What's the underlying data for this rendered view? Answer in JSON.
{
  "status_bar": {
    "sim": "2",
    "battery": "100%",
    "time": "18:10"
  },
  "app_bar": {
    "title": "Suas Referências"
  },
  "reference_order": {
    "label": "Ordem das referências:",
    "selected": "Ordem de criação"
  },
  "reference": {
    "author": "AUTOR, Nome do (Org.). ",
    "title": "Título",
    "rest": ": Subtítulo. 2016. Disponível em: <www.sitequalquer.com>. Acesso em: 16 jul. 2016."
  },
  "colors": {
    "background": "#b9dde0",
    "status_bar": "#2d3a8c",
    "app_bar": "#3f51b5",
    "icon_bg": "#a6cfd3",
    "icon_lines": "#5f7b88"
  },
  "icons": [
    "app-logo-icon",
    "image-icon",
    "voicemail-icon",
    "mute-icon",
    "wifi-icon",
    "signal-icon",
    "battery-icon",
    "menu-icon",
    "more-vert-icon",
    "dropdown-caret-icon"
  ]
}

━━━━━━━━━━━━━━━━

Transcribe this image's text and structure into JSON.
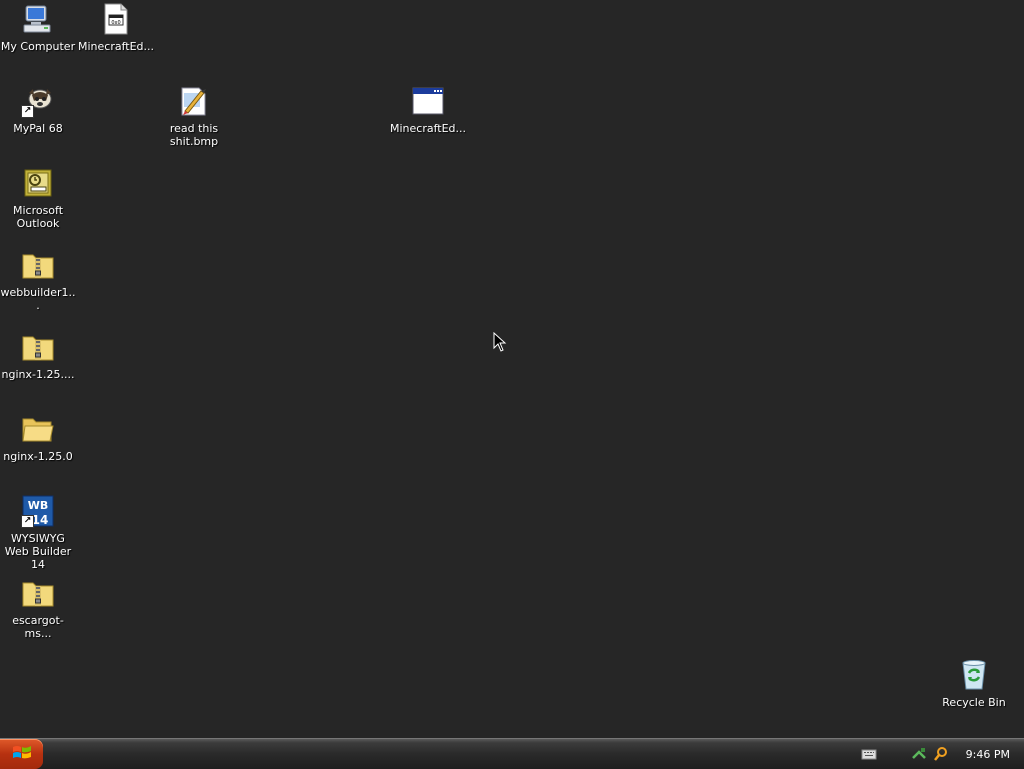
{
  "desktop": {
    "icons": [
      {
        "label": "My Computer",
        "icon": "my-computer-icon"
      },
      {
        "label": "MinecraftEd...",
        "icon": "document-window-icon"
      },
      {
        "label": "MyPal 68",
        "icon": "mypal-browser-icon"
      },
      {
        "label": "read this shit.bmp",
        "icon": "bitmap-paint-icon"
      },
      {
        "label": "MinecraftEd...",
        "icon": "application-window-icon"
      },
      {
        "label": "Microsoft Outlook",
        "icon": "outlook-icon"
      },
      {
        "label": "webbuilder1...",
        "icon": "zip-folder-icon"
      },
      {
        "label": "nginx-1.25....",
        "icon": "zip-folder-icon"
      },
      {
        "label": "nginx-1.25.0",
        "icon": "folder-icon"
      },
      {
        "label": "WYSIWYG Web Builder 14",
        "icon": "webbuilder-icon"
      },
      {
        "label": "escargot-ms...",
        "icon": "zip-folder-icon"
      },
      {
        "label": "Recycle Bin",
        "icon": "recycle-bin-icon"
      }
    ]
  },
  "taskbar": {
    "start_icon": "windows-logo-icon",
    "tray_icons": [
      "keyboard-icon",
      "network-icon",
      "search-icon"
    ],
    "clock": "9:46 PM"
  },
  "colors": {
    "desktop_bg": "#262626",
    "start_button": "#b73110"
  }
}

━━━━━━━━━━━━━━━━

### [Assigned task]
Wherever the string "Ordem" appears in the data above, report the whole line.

### [The completed task]
    "label": "Ordem das referências:",
    "selected": "Ordem de criação"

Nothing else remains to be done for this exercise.